● **Task objective**
The full listing should be written out verbatim, and its images should be dropped.

● **Material for this exercise**

- - -

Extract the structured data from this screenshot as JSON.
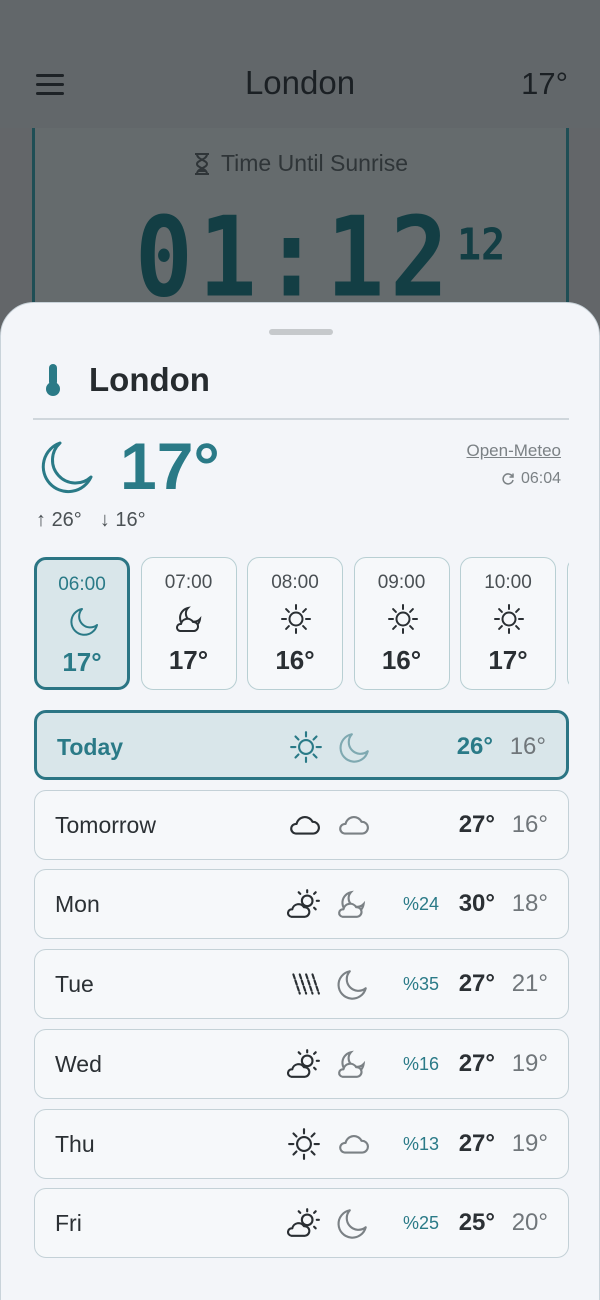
{
  "header": {
    "title": "London",
    "temperature": "17°"
  },
  "countdown": {
    "label": "Time Until Sunrise",
    "time": "01:12",
    "seconds": "12"
  },
  "sheet": {
    "title": "London",
    "current": {
      "temperature": "17°",
      "high": "26°",
      "low": "16°",
      "icon": "moon-icon"
    },
    "source": "Open-Meteo",
    "updated": "06:04",
    "hourly": [
      {
        "time": "06:00",
        "temp": "17°",
        "icon": "moon"
      },
      {
        "time": "07:00",
        "temp": "17°",
        "icon": "moon-cloud"
      },
      {
        "time": "08:00",
        "temp": "16°",
        "icon": "sun"
      },
      {
        "time": "09:00",
        "temp": "16°",
        "icon": "sun"
      },
      {
        "time": "10:00",
        "temp": "17°",
        "icon": "sun"
      }
    ],
    "daily": [
      {
        "day": "Today",
        "icon_day": "sun",
        "icon_night": "moon",
        "pop": "",
        "high": "26°",
        "low": "16°"
      },
      {
        "day": "Tomorrow",
        "icon_day": "cloud",
        "icon_night": "cloud",
        "pop": "",
        "high": "27°",
        "low": "16°"
      },
      {
        "day": "Mon",
        "icon_day": "sun-cloud",
        "icon_night": "moon-cloud",
        "pop": "%24",
        "high": "30°",
        "low": "18°"
      },
      {
        "day": "Tue",
        "icon_day": "rain",
        "icon_night": "moon",
        "pop": "%35",
        "high": "27°",
        "low": "21°"
      },
      {
        "day": "Wed",
        "icon_day": "sun-cloud",
        "icon_night": "moon-cloud",
        "pop": "%16",
        "high": "27°",
        "low": "19°"
      },
      {
        "day": "Thu",
        "icon_day": "sun",
        "icon_night": "cloud",
        "pop": "%13",
        "high": "27°",
        "low": "19°"
      },
      {
        "day": "Fri",
        "icon_day": "sun-cloud",
        "icon_night": "moon",
        "pop": "%25",
        "high": "25°",
        "low": "20°"
      }
    ]
  },
  "colors": {
    "accent": "#2a7a87",
    "dim_background": "#636669",
    "sheet_background": "#f3f5f9",
    "lcd": "#133e44"
  }
}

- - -

● **Response**
Extract the structured data from this screenshot as JSON.
{
  "header": {
    "title": "London",
    "temperature": "17°"
  },
  "countdown": {
    "label": "Time Until Sunrise",
    "time": "01:12",
    "seconds": "12"
  },
  "sheet": {
    "title": "London",
    "current": {
      "temperature": "17°",
      "high": "26°",
      "low": "16°",
      "icon": "moon-icon"
    },
    "source": "Open-Meteo",
    "updated": "06:04",
    "hourly": [
      {
        "time": "06:00",
        "temp": "17°",
        "icon": "moon"
      },
      {
        "time": "07:00",
        "temp": "17°",
        "icon": "moon-cloud"
      },
      {
        "time": "08:00",
        "temp": "16°",
        "icon": "sun"
      },
      {
        "time": "09:00",
        "temp": "16°",
        "icon": "sun"
      },
      {
        "time": "10:00",
        "temp": "17°",
        "icon": "sun"
      }
    ],
    "daily": [
      {
        "day": "Today",
        "icon_day": "sun",
        "icon_night": "moon",
        "pop": "",
        "high": "26°",
        "low": "16°"
      },
      {
        "day": "Tomorrow",
        "icon_day": "cloud",
        "icon_night": "cloud",
        "pop": "",
        "high": "27°",
        "low": "16°"
      },
      {
        "day": "Mon",
        "icon_day": "sun-cloud",
        "icon_night": "moon-cloud",
        "pop": "%24",
        "high": "30°",
        "low": "18°"
      },
      {
        "day": "Tue",
        "icon_day": "rain",
        "icon_night": "moon",
        "pop": "%35",
        "high": "27°",
        "low": "21°"
      },
      {
        "day": "Wed",
        "icon_day": "sun-cloud",
        "icon_night": "moon-cloud",
        "pop": "%16",
        "high": "27°",
        "low": "19°"
      },
      {
        "day": "Thu",
        "icon_day": "sun",
        "icon_night": "cloud",
        "pop": "%13",
        "high": "27°",
        "low": "19°"
      },
      {
        "day": "Fri",
        "icon_day": "sun-cloud",
        "icon_night": "moon",
        "pop": "%25",
        "high": "25°",
        "low": "20°"
      }
    ]
  },
  "colors": {
    "accent": "#2a7a87",
    "dim_background": "#636669",
    "sheet_background": "#f3f5f9",
    "lcd": "#133e44"
  }
}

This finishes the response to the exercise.